Today’s world is filled with much strife, the days of calm seem to be a distant past as our youth seem to grow so fast, yet, so slowly too. Issues such as #BlackLivesMatter, #IStandWithAhmed, #DumpTrump, etc. are heavy for children to be worrying about. While on some level they do worry, on another level they remain immobilized by the many distractions that surround them. Somewhere between Care Bears and Alice Through the Looking Glass, things just got messed up.
Sifting Through Social Norms
There is probably no role more challenging than raising a Muslim child in the 21st century. Cultures and society in general are infused with practices contrary to Islam. A simple example is magic. Magic is acknowledged in Islam as a test, but make no mistake, it is a major sin that entails shirk (associating partners with Allah), another major sin – in fact, the greatest sin that exists. Yet we treat Disney movies and their world of magic as mere entertainment and not an ideology contrary to our faith.
With so many subtle influences in our lives, it is hard for us, the adult Muslim, to be the best that we can be. We fall short in creating a solid standard of morals and ethics in line with the core values of Islam. While we, parents, struggle to maintain our own Islamic identity, we inadvertently leave our children to seek out standards for themselves – in essence, a role model.
We All Want It

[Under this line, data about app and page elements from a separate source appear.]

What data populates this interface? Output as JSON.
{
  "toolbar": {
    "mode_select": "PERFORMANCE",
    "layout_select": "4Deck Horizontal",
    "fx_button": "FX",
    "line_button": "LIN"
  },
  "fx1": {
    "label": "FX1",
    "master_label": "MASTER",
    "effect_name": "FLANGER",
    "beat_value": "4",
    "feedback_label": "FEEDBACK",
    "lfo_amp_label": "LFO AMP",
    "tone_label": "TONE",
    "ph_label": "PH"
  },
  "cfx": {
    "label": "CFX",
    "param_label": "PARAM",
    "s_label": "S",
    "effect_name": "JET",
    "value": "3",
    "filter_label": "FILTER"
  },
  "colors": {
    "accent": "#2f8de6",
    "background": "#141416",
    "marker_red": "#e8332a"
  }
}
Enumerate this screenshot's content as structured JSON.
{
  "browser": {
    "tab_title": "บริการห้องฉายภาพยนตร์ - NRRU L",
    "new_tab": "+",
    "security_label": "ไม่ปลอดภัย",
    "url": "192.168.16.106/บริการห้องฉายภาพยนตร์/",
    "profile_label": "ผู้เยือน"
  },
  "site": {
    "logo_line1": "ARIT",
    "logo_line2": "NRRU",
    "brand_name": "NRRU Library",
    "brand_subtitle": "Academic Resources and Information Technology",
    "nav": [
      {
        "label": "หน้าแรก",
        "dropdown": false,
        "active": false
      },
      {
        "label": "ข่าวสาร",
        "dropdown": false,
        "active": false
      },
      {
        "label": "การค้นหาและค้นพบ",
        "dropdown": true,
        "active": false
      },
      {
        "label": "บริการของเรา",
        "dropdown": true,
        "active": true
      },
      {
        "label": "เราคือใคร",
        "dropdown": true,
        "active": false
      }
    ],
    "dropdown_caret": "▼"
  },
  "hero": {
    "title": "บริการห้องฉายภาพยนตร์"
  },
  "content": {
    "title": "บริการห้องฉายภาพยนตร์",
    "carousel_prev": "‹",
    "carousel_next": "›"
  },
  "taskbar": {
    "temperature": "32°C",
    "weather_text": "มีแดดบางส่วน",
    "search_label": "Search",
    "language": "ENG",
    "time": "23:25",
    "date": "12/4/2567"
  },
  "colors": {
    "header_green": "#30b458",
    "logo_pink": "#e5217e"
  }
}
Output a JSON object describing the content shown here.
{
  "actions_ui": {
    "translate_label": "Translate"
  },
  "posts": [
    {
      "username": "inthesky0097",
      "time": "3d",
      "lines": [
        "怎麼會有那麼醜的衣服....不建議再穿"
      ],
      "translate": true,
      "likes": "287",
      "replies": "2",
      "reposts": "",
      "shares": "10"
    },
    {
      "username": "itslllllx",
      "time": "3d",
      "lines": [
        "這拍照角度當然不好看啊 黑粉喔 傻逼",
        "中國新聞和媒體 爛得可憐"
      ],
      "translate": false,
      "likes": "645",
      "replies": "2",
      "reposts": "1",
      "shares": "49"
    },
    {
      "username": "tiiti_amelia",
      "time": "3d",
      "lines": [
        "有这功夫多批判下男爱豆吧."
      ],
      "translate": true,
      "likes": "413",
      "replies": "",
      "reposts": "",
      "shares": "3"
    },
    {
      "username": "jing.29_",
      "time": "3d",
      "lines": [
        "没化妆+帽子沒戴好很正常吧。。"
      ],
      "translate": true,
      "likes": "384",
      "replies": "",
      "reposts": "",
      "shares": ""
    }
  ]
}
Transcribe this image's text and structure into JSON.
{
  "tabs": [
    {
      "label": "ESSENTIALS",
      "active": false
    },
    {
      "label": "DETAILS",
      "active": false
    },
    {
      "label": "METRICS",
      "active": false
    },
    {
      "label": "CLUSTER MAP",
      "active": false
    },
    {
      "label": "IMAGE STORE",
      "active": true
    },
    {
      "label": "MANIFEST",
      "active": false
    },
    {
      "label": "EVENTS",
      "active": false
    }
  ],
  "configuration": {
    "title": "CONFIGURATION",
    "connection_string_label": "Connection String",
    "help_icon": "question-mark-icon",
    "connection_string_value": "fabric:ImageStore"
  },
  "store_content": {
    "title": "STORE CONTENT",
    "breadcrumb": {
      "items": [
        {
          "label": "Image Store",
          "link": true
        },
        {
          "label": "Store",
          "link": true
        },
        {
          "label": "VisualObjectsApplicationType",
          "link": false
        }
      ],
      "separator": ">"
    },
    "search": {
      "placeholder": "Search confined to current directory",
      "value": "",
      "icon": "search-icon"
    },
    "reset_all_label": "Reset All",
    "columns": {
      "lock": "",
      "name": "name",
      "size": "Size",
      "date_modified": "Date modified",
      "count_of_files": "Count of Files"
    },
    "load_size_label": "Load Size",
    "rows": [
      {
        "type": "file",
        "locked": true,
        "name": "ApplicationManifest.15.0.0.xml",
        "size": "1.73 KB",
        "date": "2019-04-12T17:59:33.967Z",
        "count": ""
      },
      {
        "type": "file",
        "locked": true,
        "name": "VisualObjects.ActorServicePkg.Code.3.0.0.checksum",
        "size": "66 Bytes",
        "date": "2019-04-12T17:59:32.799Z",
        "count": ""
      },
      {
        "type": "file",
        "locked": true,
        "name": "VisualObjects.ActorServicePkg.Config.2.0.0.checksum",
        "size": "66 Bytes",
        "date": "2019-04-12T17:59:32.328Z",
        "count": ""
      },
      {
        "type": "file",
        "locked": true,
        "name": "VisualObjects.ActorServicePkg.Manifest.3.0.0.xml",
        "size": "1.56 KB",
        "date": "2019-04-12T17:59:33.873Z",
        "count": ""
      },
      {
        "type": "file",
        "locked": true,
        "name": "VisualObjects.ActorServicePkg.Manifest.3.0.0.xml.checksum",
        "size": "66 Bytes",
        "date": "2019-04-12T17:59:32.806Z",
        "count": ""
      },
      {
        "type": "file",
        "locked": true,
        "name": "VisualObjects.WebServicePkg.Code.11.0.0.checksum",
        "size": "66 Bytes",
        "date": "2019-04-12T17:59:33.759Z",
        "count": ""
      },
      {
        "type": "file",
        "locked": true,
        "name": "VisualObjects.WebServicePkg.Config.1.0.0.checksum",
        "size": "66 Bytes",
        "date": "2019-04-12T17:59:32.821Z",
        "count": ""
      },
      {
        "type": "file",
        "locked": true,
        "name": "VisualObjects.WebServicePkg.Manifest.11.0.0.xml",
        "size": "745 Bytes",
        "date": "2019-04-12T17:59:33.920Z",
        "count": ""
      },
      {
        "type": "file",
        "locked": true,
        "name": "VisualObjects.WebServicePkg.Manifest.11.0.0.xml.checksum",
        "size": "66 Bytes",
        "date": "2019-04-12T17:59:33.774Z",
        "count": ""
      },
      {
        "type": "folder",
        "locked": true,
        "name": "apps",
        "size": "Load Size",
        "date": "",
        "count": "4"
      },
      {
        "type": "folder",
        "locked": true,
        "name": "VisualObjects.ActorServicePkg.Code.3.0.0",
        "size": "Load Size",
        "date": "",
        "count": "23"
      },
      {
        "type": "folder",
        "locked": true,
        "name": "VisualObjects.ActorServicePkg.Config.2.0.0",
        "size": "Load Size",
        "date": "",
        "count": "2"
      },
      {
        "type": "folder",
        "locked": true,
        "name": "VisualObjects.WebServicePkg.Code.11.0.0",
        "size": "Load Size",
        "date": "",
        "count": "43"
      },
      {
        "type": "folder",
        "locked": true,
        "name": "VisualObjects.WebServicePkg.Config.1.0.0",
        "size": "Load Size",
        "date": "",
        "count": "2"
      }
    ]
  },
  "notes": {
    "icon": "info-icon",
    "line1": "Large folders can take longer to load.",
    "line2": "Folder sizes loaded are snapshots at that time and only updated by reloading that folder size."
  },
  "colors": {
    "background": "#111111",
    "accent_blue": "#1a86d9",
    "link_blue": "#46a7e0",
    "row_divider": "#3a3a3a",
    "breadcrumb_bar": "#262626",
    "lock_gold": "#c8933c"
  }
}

Roles models are essential to each person’s overall growth simply because one of the greatest human challenges is to remain motivated, and role models motivate. They direct others through actions and not simply by spurting out words. They are a force of energy that captivates people through achievements, through a defined and unwavering set of principles, through hardship and ease, and through conviction. The stronger the role model is, the more composed and well-rounded the student (in this case, the child) will be, Insha’Allah.
Yes! Batman? - Oops
For children in today’s world I have just described Batman and how he overcame the adversity of his parents’ death, or X-Men and their quest to show the world we are all equal. As our children get older fictional role models don’t cut it anymore, and it evolves into celebrities, sport icons, hip-hop artists, or for the more refined Michelle Obama (or maybe not?). As a Muslim parent, I know we can do better. We have to do better, much better.
The Leverage Point
Islam places a heavy emphasis on respecting parents. We are commanded to honour them and to never speak to them in a harsh manner. Apart from the obvious reasons for this, we must understand the God-given blessing that exists between parent and child. Children will not go looking for another role model until they cannot find that direction, motivation or inspiration from their parent(s). The preferred choice is always the parent. We, the parents, are given this gift but often throw it away by spending our free time saturating our children’s lives with social norms and ideals, which are often contrary to raising a strong, confident Muslim child.
The Step Forward
It’s hard. Our nafs (desires/lower self) are tugging on us just as they tug at our children, but while Shaytaan may call out to us and whisper in our hearts, he has no power over us. Ultimately the decision to rise and be that example of standards; a role model, is on us, and in us – if we are willing.
Allah's Messenger said that Allah said: He who comes with a good deed, its reward will be ten like that or even more. And he who comes with vice, his reward will be only one like that, or I can forgive him. He who draws close to Me a hand's span, I will draw close to him an arm's length. And whoever draws near Me an arm's length, I will draw near him a fathom's length. And whoever comes to Me walking, I will go to him running. And whoever faces Me with sins nearly as great as the earth, I will meet him with forgiveness nearly as great as that, provided he does not worship something with me.
Despite being the adults, we (parents) sometimes find ourselves in the same predicament as our children. Who are our role models? Sometimes we are able to align ourselves with people of knowledge, and this always helps in dealing with the clamor of society. Still, even if we can’t, it’s important to remember that the role models of a Muslim are the Prophet Muhammad (peace be upon him) and his companions (may Allah be pleased with them all).
There is an abundance of knowledge at our fingertips that can inspire and push us to strive to be of the same standard of Muslims that the Prophet Muhammad (peace be upon him) taught us to be. An easy and great place to start is by reading the two-volume series entitled “Lives of the Companions” by Abdul Wahid Hamid. Or maybe stroll through an Islamic bookstore and start with what catches your eye. Choose the path and Allah will make a way Insha’Allah.
As an Ummah, we are lost in the details. While continuing to seek knowledge is imperative in keeping us motivated, application of this knowledge is essential in keeping us steadfast. Our children will take lessons from what they see, more than what they hear. They will instinctively act according to what they recall seeing their mom and dad do, and only as they age and reflect will they consider what was said. It’s a battle to be the role model our children need us to be, but that’s the nature of this life. Either we rise to the challenge or lose the ones that we have been tasked to protect from the Hell fire.
O you who believe! Protect yourselves and your families (from) a Fire whose fuel (is) people and stones, over it (are) Angels stern, severe; not they disobey Allah (in) what He Commands them but they do what they are commanded.
Al Qur’aan - 6:66
May Allah Protect us and our families from His Anger, and Guide us to His Pleasure, Ameen.